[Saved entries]
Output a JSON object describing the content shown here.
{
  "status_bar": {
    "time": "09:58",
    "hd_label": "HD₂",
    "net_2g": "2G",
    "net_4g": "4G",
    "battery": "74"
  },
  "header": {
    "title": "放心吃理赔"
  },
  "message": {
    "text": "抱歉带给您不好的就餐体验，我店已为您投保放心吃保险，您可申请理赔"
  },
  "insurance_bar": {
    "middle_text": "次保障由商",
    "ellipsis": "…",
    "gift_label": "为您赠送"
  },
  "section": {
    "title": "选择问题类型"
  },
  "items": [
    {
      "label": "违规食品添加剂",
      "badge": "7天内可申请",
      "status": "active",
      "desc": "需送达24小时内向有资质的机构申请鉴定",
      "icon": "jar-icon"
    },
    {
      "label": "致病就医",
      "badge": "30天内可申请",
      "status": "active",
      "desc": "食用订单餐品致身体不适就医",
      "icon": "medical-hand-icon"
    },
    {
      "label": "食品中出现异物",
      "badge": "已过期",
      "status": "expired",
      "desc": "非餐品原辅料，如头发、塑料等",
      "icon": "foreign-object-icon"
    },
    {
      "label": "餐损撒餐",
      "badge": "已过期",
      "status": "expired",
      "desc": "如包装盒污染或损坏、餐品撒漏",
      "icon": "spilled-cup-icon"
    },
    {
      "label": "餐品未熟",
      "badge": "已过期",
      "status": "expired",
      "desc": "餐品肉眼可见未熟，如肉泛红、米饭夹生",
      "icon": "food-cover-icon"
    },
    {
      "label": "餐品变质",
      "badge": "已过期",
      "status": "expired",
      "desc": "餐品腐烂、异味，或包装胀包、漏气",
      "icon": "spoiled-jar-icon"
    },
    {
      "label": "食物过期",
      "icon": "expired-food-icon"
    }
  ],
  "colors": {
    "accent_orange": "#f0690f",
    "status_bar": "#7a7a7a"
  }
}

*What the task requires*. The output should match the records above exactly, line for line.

*Solution to the problem*.
Output a JSON object describing the content shown here.
{
  "status_bar": {
    "time": "09:58",
    "hd_label": "HD₂",
    "net_2g": "2G",
    "net_4g": "4G",
    "battery": "74"
  },
  "header": {
    "title": "放心吃理赔"
  },
  "message": {
    "text": "抱歉带给您不好的就餐体验，我店已为您投保放心吃保险，您可申请理赔"
  },
  "insurance_bar": {
    "middle_text": "次保障由商",
    "ellipsis": "…",
    "gift_label": "为您赠送"
  },
  "section": {
    "title": "选择问题类型"
  },
  "items": [
    {
      "label": "违规食品添加剂",
      "badge": "7天内可申请",
      "status": "active",
      "desc": "需送达24小时内向有资质的机构申请鉴定",
      "icon": "jar-icon"
    },
    {
      "label": "致病就医",
      "badge": "30天内可申请",
      "status": "active",
      "desc": "食用订单餐品致身体不适就医",
      "icon": "medical-hand-icon"
    },
    {
      "label": "食品中出现异物",
      "badge": "已过期",
      "status": "expired",
      "desc": "非餐品原辅料，如头发、塑料等",
      "icon": "foreign-object-icon"
    },
    {
      "label": "餐损撒餐",
      "badge": "已过期",
      "status": "expired",
      "desc": "如包装盒污染或损坏、餐品撒漏",
      "icon": "spilled-cup-icon"
    },
    {
      "label": "餐品未熟",
      "badge": "已过期",
      "status": "expired",
      "desc": "餐品肉眼可见未熟，如肉泛红、米饭夹生",
      "icon": "food-cover-icon"
    },
    {
      "label": "餐品变质",
      "badge": "已过期",
      "status": "expired",
      "desc": "餐品腐烂、异味，或包装胀包、漏气",
      "icon": "spoiled-jar-icon"
    },
    {
      "label": "食物过期",
      "icon": "expired-food-icon"
    }
  ],
  "colors": {
    "accent_orange": "#f0690f",
    "status_bar": "#7a7a7a"
  }
}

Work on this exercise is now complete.